----- Data excerpts

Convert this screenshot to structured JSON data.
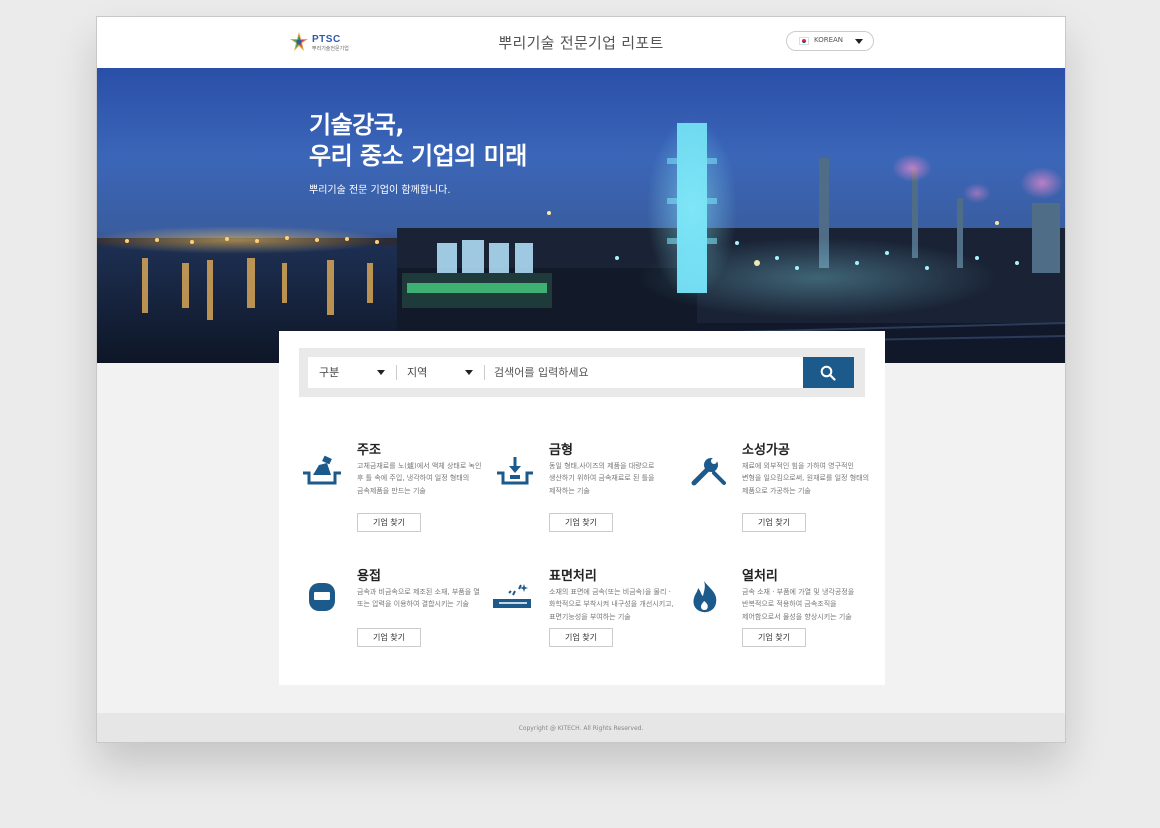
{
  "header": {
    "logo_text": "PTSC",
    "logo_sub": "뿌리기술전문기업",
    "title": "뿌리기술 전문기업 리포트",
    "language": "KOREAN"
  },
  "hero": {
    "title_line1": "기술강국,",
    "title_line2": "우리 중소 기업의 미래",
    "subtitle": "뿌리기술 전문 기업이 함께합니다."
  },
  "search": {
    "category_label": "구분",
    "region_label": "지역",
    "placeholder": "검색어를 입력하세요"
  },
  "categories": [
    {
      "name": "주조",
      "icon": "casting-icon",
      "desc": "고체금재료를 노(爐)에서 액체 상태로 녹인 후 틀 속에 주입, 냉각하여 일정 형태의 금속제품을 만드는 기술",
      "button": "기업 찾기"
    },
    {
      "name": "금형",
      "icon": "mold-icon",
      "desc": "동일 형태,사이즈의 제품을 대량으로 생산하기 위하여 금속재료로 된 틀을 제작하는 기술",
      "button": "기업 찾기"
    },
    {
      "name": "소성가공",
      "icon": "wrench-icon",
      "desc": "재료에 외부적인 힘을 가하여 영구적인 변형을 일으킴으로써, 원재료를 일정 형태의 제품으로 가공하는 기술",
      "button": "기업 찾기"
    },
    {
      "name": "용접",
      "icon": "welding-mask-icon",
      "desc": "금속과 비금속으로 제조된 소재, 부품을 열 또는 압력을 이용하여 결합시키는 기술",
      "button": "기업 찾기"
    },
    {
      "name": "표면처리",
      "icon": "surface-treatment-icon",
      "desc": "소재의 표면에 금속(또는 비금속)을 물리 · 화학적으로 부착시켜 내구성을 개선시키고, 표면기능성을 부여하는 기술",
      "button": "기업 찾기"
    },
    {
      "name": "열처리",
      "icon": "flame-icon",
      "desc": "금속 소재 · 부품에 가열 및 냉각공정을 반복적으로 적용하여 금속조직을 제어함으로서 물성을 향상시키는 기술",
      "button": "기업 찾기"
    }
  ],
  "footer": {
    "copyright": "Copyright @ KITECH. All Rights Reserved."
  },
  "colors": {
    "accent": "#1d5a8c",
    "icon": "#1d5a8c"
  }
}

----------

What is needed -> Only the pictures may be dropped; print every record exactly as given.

Exercise solution ->
Convert this screenshot to structured JSON data.
{
  "header": {
    "logo_text": "PTSC",
    "logo_sub": "뿌리기술전문기업",
    "title": "뿌리기술 전문기업 리포트",
    "language": "KOREAN"
  },
  "hero": {
    "title_line1": "기술강국,",
    "title_line2": "우리 중소 기업의 미래",
    "subtitle": "뿌리기술 전문 기업이 함께합니다."
  },
  "search": {
    "category_label": "구분",
    "region_label": "지역",
    "placeholder": "검색어를 입력하세요"
  },
  "categories": [
    {
      "name": "주조",
      "icon": "casting-icon",
      "desc": "고체금재료를 노(爐)에서 액체 상태로 녹인 후 틀 속에 주입, 냉각하여 일정 형태의 금속제품을 만드는 기술",
      "button": "기업 찾기"
    },
    {
      "name": "금형",
      "icon": "mold-icon",
      "desc": "동일 형태,사이즈의 제품을 대량으로 생산하기 위하여 금속재료로 된 틀을 제작하는 기술",
      "button": "기업 찾기"
    },
    {
      "name": "소성가공",
      "icon": "wrench-icon",
      "desc": "재료에 외부적인 힘을 가하여 영구적인 변형을 일으킴으로써, 원재료를 일정 형태의 제품으로 가공하는 기술",
      "button": "기업 찾기"
    },
    {
      "name": "용접",
      "icon": "welding-mask-icon",
      "desc": "금속과 비금속으로 제조된 소재, 부품을 열 또는 압력을 이용하여 결합시키는 기술",
      "button": "기업 찾기"
    },
    {
      "name": "표면처리",
      "icon": "surface-treatment-icon",
      "desc": "소재의 표면에 금속(또는 비금속)을 물리 · 화학적으로 부착시켜 내구성을 개선시키고, 표면기능성을 부여하는 기술",
      "button": "기업 찾기"
    },
    {
      "name": "열처리",
      "icon": "flame-icon",
      "desc": "금속 소재 · 부품에 가열 및 냉각공정을 반복적으로 적용하여 금속조직을 제어함으로서 물성을 향상시키는 기술",
      "button": "기업 찾기"
    }
  ],
  "footer": {
    "copyright": "Copyright @ KITECH. All Rights Reserved."
  },
  "colors": {
    "accent": "#1d5a8c",
    "icon": "#1d5a8c"
  }
}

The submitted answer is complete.